Having a low credit score can block you from getting the home loan you want, as well as accessing many other financial resources such as car loans, business loans, and insurance. So, if your credit score is lower than you expected it can come as a rude shock. Fortunately, there are things you can do to get your credit score back on track, and the first step is identifying why your credit score is so low. Here we look at 5 of the surprising reasons why your credit score is lower than expected.
Your Credit Card Carries A High Balance – Even Though You Pay It Off
Even if you are diligent in paying off your credit card balance every month, approaching or reaching the credit limit on your card can count against you when it comes to your credit score. Your credit utilization ratio makes up a heavy 30% of your credit score. Credit utilization is the amount of credit you have used compared with your total credit limit. However, the problem is that your credit card company could report your balance to the credit bureau’s at any point during the month, or even before your balance is paid off. This can send the message that you’re pushing your credit limits too much. Counteract this by making multiple payments through the month to avoid using more than 30% of your credit at any one time.
You Have a New Credit Card or Have Only Just Started Using Credit

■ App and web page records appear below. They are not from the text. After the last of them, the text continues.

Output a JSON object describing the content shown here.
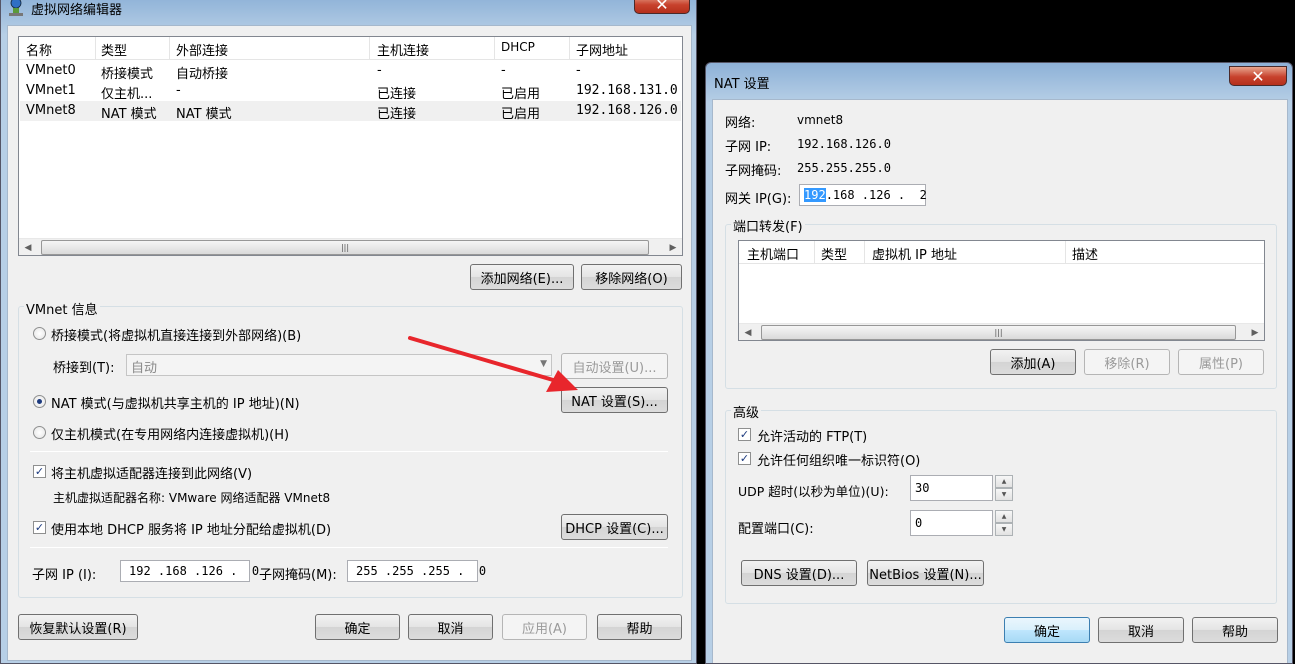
{
  "vne": {
    "title": "虚拟网络编辑器",
    "close": "✕",
    "columns": [
      "名称",
      "类型",
      "外部连接",
      "主机连接",
      "DHCP",
      "子网地址"
    ],
    "rows": [
      [
        "VMnet0",
        "桥接模式",
        "自动桥接",
        "-",
        "-",
        "-"
      ],
      [
        "VMnet1",
        "仅主机...",
        "-",
        "已连接",
        "已启用",
        "192.168.131.0"
      ],
      [
        "VMnet8",
        "NAT 模式",
        "NAT 模式",
        "已连接",
        "已启用",
        "192.168.126.0"
      ]
    ],
    "selected_row": 2,
    "add_network": "添加网络(E)...",
    "remove_network": "移除网络(O)",
    "info_group": "VMnet 信息",
    "bridge_mode": "桥接模式(将虚拟机直接连接到外部网络)(B)",
    "bridge_to_label": "桥接到(T):",
    "bridge_to_value": "自动",
    "auto_settings": "自动设置(U)...",
    "nat_mode": "NAT 模式(与虚拟机共享主机的 IP 地址)(N)",
    "nat_settings": "NAT 设置(S)...",
    "host_only": "仅主机模式(在专用网络内连接虚拟机)(H)",
    "connect_adapter": "将主机虚拟适配器连接到此网络(V)",
    "adapter_name": "主机虚拟适配器名称: VMware 网络适配器 VMnet8",
    "use_dhcp": "使用本地 DHCP 服务将 IP 地址分配给虚拟机(D)",
    "dhcp_settings": "DHCP 设置(C)...",
    "subnet_ip_label": "子网 IP (I):",
    "subnet_ip": "192 .168 .126 .  0",
    "subnet_mask_label": "子网掩码(M):",
    "subnet_mask": "255 .255 .255 .  0",
    "restore_defaults": "恢复默认设置(R)",
    "ok": "确定",
    "cancel": "取消",
    "apply": "应用(A)",
    "help": "帮助",
    "radio_selected": "nat",
    "connect_adapter_checked": true,
    "use_dhcp_checked": true
  },
  "nat": {
    "title": "NAT 设置",
    "close": "✕",
    "network_label": "网络:",
    "network_value": "vmnet8",
    "subnet_ip_label": "子网 IP:",
    "subnet_ip_value": "192.168.126.0",
    "subnet_mask_label": "子网掩码:",
    "subnet_mask_value": "255.255.255.0",
    "gateway_label": "网关 IP(G):",
    "gateway_first": "192",
    "gateway_rest": ".168 .126 .  2",
    "port_forward_group": "端口转发(F)",
    "pf_columns": [
      "主机端口",
      "类型",
      "虚拟机 IP 地址",
      "描述"
    ],
    "add": "添加(A)",
    "remove": "移除(R)",
    "properties": "属性(P)",
    "advanced_group": "高级",
    "allow_ftp": "允许活动的 FTP(T)",
    "allow_org_id": "允许任何组织唯一标识符(O)",
    "udp_timeout_label": "UDP 超时(以秒为单位)(U):",
    "udp_timeout_value": "30",
    "config_port_label": "配置端口(C):",
    "config_port_value": "0",
    "dns_settings": "DNS 设置(D)...",
    "netbios_settings": "NetBios 设置(N)...",
    "ok": "确定",
    "cancel": "取消",
    "help": "帮助",
    "allow_ftp_checked": true,
    "allow_org_id_checked": true
  },
  "colors": {
    "annotation_arrow": "#e8262c",
    "close_red": "#c7412c",
    "selection_blue": "#3399ff"
  }
}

Credit scores take time to build up and 15% of your FICO credit score is determined by the length of your credit history. If you’ve only recently gotten your first credit card or loan you will not yet have had enough time to build up a good credit score even if you’ve done everything correctly. It just takes time doing the right thing to build a good credit score.
Likewise, every time you apply for a new credit card or loan you lose some points on your already low credit score. Despite how tempting those reward programs may be, to obtain a good credit score you have to avoid applying for every credit card that looks appealing.
You Have An Account In Collections You Don’t Know About
Whether or not you have paid your bills on time makes up the largest portion of your FICO credit score at 35%. You may think you’ve paid all of your accounts on time, but even one forgotten missed payment can go into collections and end up having a large negative impact on your credit score. The only way to find out if an unpaid account in collections is dragging down your credit score is to review your credit report for negative information. If you find an account in collections on your report, pay it off as soon as possible. The newest FICO scoring model is going to ignore paid collections, so your credit score can recover from this mishap.
You’ve Generated Lots Of Hard Inquiries on Your Credit Score
When many hard inquiries hit your credit report within just a few months it can mean you lose points from your credit score. This usually happens when you’re shopping around for a new loan. Rate shopping is, in fact, a smart thing to do, and the FICO score actually considers all hard inquiries within a 45 day period for a mortgage, auto loan, or student loan as a single credit inquiry. However, if you make several loan applications or credit card applications over a few months it can, in fact, your credit score negatively. That’s because a large number of inquiries often means greater risk. When you’re looking for a new loan plan you’re right shopping wisely so it will impact your low credit score as little as possible.
Your Credit Report Has An Error
A 2013 study by the Federal Trade Commission found that one in five consumers had an error on at least one of their credit reports. This indicates that if your credit score is lower than you expected and you’ve exhausted all other potential causes, it might be worthwhile to investigate whether an error on your report is causing your low credit score.
Boosting or maintaining a good credit card score is essential for financial security and for obtaining the best rate on any loan. When you’re thinking about applying for a loan talk to an expert mortgage broker about what aspects of your credit score might affect your applications, and how to optimize your credit score for the best possible outcome.